Then in March 2010, Mr FitzPatrick was arrested by members of the garda fraud squad and questioned at Bray Garda Station, near his home in Greystones in Co Wicklow, before being released without charge.

Seán FitzPatrick

In the same month, Anglo began legal proceedings against him in an attempt to recover unpaid loans of €70m.

Later that year, Mr FitzPatrick was declared bankrupt with debts of €147m.

FitzPatrick's affairs also had implications for politicians as well, when it emerged he he had played a round of golf with Taoiseach Brian Cowen a few months before the bank guarantee was issued in 2008.

It heaped additional pressure on a Mr Cowen who was already struggling amid the political pressure brought about by the banking and economic collapse leading to his eventual resignation as leader of Fianna Fáil in January 2011.

A year on, Mr FitzPatrick was arrested a second time by gardaí as part of an investigation into financial irregularities. He was again released without charge.

Seven months later, he was arrested for a third time and this time charged with 16 offences relating to his role in the Maple 10 case.

However, he denied the charges and in April 2014 he was acquitted of them all.

That year Mr FitzPatrick was also discharged from his bankruptcy.

In November 2016 though, he again went on trial, this time accused of 27 charges under the 1990 Companies Act related to allegedly misleading the bank's auditors over a five-year period by failing to disclose tens of millions of euros worth of loans.

There were 22 charges related to making misleading, false or deceptive statements and five to furnishing false information. Mr FitzPatrick again pleaded not guilty to the charges.

But the Office of the Director of Corporate Enforcement's case was mired with problems and during the trial it emerged potentially valuable documents had been shredded and witnesses coached.

In 2017, after the longest running criminal trial in the history of the State, Judge John Aylmer directed that Mr FitzPatrick be acquitted, criticising the ODCE for its handling of the probe.

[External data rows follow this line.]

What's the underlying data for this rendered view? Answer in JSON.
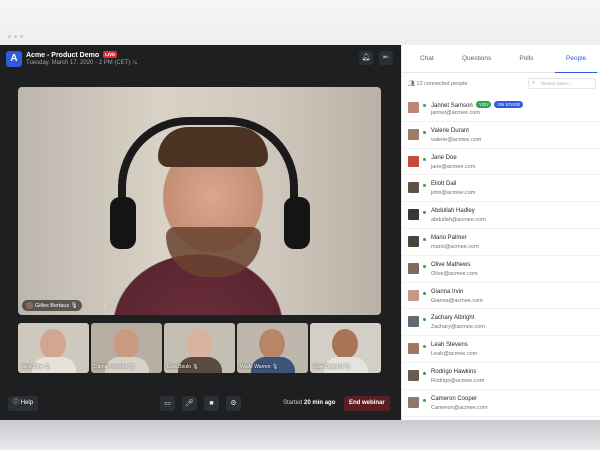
{
  "app": {
    "logo": "A",
    "title": "Acme - Product Demo",
    "live_badge": "LIVE",
    "subtitle": "Tuesday, March 17, 2020 - 2 PM (CET)",
    "icons": {
      "notifications": "bell-icon",
      "leave": "exit-icon"
    }
  },
  "main_video": {
    "speaker": "Gilles Bertaux"
  },
  "thumbnails": [
    {
      "name": "Jane Doe",
      "skin": "#d2a690",
      "shirt": "#e6e1d9",
      "bg": "#cfc8bd"
    },
    {
      "name": "Damien Verron",
      "skin": "#c99a80",
      "shirt": "#d7d2c9",
      "bg": "#b7aea2"
    },
    {
      "name": "Elsa Boulo",
      "skin": "#d8b39d",
      "shirt": "#5b4a3e",
      "bg": "#c5beb2"
    },
    {
      "name": "Wade Warren",
      "skin": "#b98468",
      "shirt": "#3c5478",
      "bg": "#bdb7ae"
    },
    {
      "name": "Elise Dupond",
      "skin": "#a87458",
      "shirt": "#e6e2dc",
      "bg": "#d3cec6"
    }
  ],
  "footer": {
    "help_label": "Help",
    "started_prefix": "Started",
    "started_time": "20 min ago",
    "end_label": "End webinar"
  },
  "panel": {
    "tabs": [
      "Chat",
      "Questions",
      "Polls",
      "People"
    ],
    "active_tab": 3,
    "connected": "12 connected people",
    "search_placeholder": "Search name...",
    "you_badge": "YOU",
    "stage_badge": "ON STAGE",
    "people": [
      {
        "name": "Jannet Samson",
        "email": "jannet@acmee.com",
        "color": "#b88870"
      },
      {
        "name": "Valerie Durant",
        "email": "valerie@acmee.com",
        "color": "#9a7c68"
      },
      {
        "name": "Jane Doe",
        "email": "jane@acmee.com",
        "color": "#c44a3a"
      },
      {
        "name": "Eliott Dail",
        "email": "john@acmee.com",
        "color": "#5c5248"
      },
      {
        "name": "Abdullah Hadley",
        "email": "abdullah@acmee.com",
        "color": "#3e3630"
      },
      {
        "name": "Mario Palmer",
        "email": "mario@acmee.com",
        "color": "#4b423a"
      },
      {
        "name": "Olive Mathews",
        "email": "Olive@acmee.com",
        "color": "#7b6a5d"
      },
      {
        "name": "Gianna Irvin",
        "email": "Gianna@acmee.com",
        "color": "#c39a86"
      },
      {
        "name": "Zachary Albright",
        "email": "Zachary@acmee.com",
        "color": "#5f6a74"
      },
      {
        "name": "Leah Stevens",
        "email": "Leah@acmee.com",
        "color": "#a07860"
      },
      {
        "name": "Rodrigo Hawkins",
        "email": "Rodrigo@acmee.com",
        "color": "#6d5a4e"
      },
      {
        "name": "Cameron Cooper",
        "email": "Cameron@acmee.com",
        "color": "#8a7a70"
      }
    ]
  }
}
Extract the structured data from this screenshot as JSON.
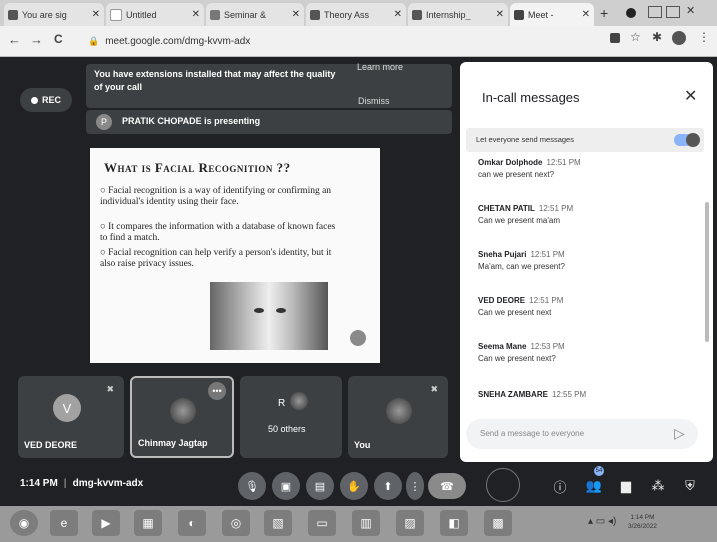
{
  "browser": {
    "tabs": [
      {
        "title": "You are sig",
        "active": false
      },
      {
        "title": "Untitled",
        "active": false
      },
      {
        "title": "Seminar & ",
        "active": false
      },
      {
        "title": "Theory Ass",
        "active": false
      },
      {
        "title": "Internship_",
        "active": false
      },
      {
        "title": "Meet -",
        "active": true
      }
    ],
    "new_tab": "+",
    "url": "meet.google.com/dmg-kvvm-adx",
    "nav": {
      "back": "←",
      "forward": "→",
      "reload": "C"
    }
  },
  "meet": {
    "rec_label": "REC",
    "extension_warning": "You have extensions installed that may affect the quality of your call",
    "learn_more": "Learn more",
    "dismiss": "Dismiss",
    "presenter_initial": "P",
    "presenting": "PRATIK CHOPADE is presenting",
    "slide": {
      "title": "What is Facial Recognition ??",
      "bullets": [
        "Facial recognition is a way of identifying or confirming an individual's identity using their face.",
        "It compares the information with a database of known faces to find a match.",
        "Facial recognition can help verify a person's identity, but it also raise privacy issues."
      ]
    },
    "tiles": [
      {
        "name": "VED DEORE",
        "initial": "V"
      },
      {
        "name": "Chinmay Jagtap"
      },
      {
        "name": "50 others",
        "initial": "R"
      },
      {
        "name": "You"
      }
    ],
    "clock": "1:14 PM",
    "meeting_code": "dmg-kvvm-adx",
    "people_count": "54"
  },
  "panel": {
    "title": "In-call messages",
    "toggle_label": "Let everyone send messages",
    "toggle_on": true,
    "messages": [
      {
        "name": "Omkar Dolphode",
        "time": "12:51 PM",
        "text": "can we present next?"
      },
      {
        "name": "CHETAN PATIL",
        "time": "12:51 PM",
        "text": "Can we present ma'am"
      },
      {
        "name": "Sneha Pujari",
        "time": "12:51 PM",
        "text": "Ma'am, can we present?"
      },
      {
        "name": "VED DEORE",
        "time": "12:51 PM",
        "text": "Can we present next"
      },
      {
        "name": "Seema Mane",
        "time": "12:53 PM",
        "text": "Can we present next?"
      },
      {
        "name": "SNEHA ZAMBARE",
        "time": "12:55 PM",
        "text": ""
      }
    ],
    "input_placeholder": "Send a message to everyone"
  },
  "taskbar": {
    "time": "1:14 PM",
    "date": "3/26/2022"
  }
}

Two years later, Mr FitzPatrick was expelled from membership of Chartered Accountant’s Ireland and fined €25,000.

Mr FitzPatrick is survived by his wife Catriona and three children, David, Jonathan and Sara.